• [Available data]:

Content starts

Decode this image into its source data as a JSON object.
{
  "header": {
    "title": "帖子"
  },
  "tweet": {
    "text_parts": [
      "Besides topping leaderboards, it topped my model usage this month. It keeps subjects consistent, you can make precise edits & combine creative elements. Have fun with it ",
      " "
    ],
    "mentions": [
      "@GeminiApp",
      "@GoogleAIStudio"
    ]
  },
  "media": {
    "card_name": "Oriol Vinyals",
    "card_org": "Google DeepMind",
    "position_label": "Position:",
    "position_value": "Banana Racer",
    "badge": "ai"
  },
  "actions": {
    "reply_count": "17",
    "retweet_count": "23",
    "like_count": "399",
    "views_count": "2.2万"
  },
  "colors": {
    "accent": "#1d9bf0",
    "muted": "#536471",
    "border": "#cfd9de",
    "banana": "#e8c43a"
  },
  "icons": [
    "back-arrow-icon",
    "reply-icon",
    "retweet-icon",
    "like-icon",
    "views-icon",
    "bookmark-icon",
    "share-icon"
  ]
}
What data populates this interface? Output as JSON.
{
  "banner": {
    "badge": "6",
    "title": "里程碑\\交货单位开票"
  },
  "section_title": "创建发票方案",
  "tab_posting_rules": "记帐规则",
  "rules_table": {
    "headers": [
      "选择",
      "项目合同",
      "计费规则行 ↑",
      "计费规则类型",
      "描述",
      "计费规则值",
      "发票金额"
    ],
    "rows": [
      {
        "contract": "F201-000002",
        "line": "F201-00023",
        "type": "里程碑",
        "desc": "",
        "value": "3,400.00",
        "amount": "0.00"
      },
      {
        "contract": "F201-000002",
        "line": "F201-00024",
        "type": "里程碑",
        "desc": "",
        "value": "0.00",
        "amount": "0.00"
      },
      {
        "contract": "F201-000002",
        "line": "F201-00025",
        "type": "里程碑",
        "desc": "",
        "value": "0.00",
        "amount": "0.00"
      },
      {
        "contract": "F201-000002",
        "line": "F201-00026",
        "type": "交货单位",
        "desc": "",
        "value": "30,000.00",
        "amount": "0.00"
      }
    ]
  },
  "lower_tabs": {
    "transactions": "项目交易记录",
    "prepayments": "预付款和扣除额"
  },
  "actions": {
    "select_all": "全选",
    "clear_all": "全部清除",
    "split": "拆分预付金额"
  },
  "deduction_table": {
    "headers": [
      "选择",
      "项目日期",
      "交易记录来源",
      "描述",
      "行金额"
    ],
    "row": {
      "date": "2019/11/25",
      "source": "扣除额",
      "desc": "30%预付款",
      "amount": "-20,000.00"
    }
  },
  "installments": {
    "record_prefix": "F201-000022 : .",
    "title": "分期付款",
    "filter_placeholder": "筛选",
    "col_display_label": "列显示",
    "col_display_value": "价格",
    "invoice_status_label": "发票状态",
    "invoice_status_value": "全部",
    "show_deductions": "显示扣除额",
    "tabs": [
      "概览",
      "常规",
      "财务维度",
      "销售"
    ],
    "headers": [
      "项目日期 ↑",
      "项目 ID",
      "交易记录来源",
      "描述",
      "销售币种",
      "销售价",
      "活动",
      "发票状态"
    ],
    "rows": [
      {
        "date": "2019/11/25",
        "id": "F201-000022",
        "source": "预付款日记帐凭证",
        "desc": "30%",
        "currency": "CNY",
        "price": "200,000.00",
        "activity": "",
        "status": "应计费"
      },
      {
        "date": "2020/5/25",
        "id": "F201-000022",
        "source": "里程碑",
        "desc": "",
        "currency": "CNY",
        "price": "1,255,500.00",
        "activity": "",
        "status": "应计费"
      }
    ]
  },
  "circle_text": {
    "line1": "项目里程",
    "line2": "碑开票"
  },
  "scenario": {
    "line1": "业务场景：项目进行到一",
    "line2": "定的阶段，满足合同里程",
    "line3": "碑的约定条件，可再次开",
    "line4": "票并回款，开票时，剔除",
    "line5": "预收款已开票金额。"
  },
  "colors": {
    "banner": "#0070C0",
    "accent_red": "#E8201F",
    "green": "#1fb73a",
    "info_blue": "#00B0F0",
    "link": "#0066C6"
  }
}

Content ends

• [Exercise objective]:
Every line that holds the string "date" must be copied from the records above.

• [Response area]:
      "date": "2019/11/25",
        "date": "2019/11/25",
        "date": "2020/5/25",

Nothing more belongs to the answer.